I recently installed a trial ad blocker on my phone…Perhaps that’s a dangerous statement for somebody who certifies ad tech companies and publishers for impression delivery, but I’m not alone. According to Reuters, 47 percent of U.S. Internet users use ad-blockers, and an Adobe report found ad blocking grew 41 percent worldwide in the past year.

There was a time when mobile looked like it might save the publishing industry. Mobile ad blockers were cumbersome and ineffective, but that changed when Apple announced its new iOS9 that would grant users access to an ad-free experience. Now, one company is targeting mobile carriers to block ads before they even reach smartphones. Ad blocking, Adobe reckons, will cost companies $21.8 billion in 2015.

To earn this money back, we need to improve user experience. Showing everybody the same banner will only drive users faster toward ad blockers. Delivering relevant, timely ads may come at a premium, but it’s worth it.

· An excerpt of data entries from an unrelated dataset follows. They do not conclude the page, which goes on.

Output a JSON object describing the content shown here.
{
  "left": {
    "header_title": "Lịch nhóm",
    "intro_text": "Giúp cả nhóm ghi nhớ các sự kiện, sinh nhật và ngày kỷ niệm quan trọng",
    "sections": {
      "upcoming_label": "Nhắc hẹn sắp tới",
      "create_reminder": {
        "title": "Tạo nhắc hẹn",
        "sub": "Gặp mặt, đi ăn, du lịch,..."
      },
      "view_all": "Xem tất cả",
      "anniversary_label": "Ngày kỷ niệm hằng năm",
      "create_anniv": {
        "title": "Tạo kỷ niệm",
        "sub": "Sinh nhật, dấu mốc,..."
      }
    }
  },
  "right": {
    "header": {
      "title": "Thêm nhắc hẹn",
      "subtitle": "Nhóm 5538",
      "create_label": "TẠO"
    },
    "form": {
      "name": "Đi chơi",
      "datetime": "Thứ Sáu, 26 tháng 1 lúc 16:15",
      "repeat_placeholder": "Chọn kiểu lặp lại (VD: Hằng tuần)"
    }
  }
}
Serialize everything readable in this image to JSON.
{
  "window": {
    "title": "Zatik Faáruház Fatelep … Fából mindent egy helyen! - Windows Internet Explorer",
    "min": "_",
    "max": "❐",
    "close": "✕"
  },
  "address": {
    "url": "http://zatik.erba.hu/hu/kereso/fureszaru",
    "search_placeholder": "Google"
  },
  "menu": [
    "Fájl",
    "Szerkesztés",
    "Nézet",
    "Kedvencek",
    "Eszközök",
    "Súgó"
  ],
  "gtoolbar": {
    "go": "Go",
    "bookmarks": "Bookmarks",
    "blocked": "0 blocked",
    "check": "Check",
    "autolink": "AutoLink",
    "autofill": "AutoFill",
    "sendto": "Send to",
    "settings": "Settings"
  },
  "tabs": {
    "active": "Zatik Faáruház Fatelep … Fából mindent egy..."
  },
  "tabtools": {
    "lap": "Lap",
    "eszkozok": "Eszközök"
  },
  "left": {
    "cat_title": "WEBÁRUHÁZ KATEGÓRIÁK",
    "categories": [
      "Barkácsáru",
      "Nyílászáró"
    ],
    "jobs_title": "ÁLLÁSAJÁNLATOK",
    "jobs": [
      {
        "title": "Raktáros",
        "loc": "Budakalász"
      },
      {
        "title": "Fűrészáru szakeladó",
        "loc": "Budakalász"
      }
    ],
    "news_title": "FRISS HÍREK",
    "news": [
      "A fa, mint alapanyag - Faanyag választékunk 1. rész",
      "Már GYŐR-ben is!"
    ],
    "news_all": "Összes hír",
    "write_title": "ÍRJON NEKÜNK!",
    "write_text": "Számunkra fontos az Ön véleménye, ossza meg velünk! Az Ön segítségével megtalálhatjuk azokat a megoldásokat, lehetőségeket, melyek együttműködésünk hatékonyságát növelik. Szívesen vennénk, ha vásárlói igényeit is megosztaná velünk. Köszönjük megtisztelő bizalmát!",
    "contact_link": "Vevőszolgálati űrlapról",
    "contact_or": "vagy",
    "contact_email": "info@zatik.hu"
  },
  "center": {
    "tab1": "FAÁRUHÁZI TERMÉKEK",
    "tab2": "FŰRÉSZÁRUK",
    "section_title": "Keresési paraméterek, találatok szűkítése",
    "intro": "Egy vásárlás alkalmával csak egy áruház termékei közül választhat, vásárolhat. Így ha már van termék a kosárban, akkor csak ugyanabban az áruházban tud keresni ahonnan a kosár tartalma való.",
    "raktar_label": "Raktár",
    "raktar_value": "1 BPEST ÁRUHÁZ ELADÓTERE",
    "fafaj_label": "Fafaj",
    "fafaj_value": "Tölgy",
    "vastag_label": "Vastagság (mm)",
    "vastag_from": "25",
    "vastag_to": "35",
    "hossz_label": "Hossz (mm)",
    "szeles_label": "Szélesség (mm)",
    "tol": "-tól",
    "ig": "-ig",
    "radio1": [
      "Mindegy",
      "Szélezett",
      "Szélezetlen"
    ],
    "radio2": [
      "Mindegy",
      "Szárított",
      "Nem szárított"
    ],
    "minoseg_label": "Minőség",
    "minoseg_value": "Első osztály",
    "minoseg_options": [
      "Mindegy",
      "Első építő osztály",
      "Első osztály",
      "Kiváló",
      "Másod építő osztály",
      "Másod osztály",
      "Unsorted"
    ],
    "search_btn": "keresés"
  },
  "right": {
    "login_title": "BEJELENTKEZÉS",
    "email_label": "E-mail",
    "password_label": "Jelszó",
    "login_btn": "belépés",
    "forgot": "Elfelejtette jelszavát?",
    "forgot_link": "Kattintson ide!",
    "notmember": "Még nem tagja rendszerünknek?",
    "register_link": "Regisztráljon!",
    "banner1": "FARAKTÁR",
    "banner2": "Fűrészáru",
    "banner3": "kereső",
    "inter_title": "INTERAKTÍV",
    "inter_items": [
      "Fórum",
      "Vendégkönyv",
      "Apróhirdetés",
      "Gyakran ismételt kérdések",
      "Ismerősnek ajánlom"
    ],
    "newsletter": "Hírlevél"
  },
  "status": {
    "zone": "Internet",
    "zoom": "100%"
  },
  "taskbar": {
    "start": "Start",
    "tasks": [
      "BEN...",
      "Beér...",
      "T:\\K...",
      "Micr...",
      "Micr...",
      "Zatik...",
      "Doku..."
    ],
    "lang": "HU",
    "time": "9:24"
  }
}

Publishers can also fight technology with technology. For instance, PageFair allows publishers to measure how many visitors use ad-blocking software and estimate lost revenues, while Sourcepoint promises to restore ads users have blocked.

I didn’t renew when my ad-blocker trial ended, but I did get to experience ad-free browsing. There were no screen takeovers, no irrelevant banners, and faster page load times. It’s easy to see why consumers are flocking to ad blockers, and we need to respond as an industry.

2. Invalid Traffic

A second major challenge comes from traffic fraud. At a recent Interactive Advertising Bureau (IAB) conference, one presenter asked, “How many hours a day do you spend thinking about fraud detection and prevention?” “Fraudsters,” he continued, “spend every hour of every day thinking about fraud opportunities.”

Gone are the days of subscribing to IAB’s spiders and bots list and calling it done. Non-human traffic (NHT) is a growing problem, and invalid traffic detection and prevention has become incredibly complicated, difficult, and expensive. The Media Rating Council (MRC) recently released new guidelines, dividing detection and filtration techniques into two categories: general and sophisticated.

General techniques involve identifying traffic with filtration executed through the application of lists or other parameter checks, while sophisticated techniques include vetting traffic through advanced analytics, multipoint corroboration, and significant human intervention.

What’s important, however, is that publishers incorporate invalid traffic detection and filtration into the digital fabric of their content platforms. If they don’t, publishers risk hemorrhaging advertisers.

3. Slow Adoption of Viewable Impressions Metric

The final challenge comes from advertisers, publishers, and ad technology platforms. We knew a small percentage of ads went unseen and accepted the risk due to low prices. But with studies now claiming roughly 50 percent of online ads are viewed, buyers are demanding change.

For this reason, the MRC and IAB now endorse viewable impressions. Viewable impressions must meet IAB requirements for served ad impressions, and at least half the ad must be viewed for a minimum of one second.

Trade magazine readers might think everybody flocked to adopt the metric, but most online advertising is still transacted on served impressions. Why is the industry so slow to change?

Part of the difficulty is that conflicting measurement technologies yield significant reporting variances. Some variance is inevitable, but we can close the gap by collectively adopting MRC’s viewable impressions guidelines. Until then, we have to accept the variance and know that a viewable impression is better than a served one.

For online publishing to remain viable, we need to beat fraudsters, offer a better user experience, and deliver more value for ad partners. Only then can we guarantee the Internet remains a forum for high-quality, freely available content.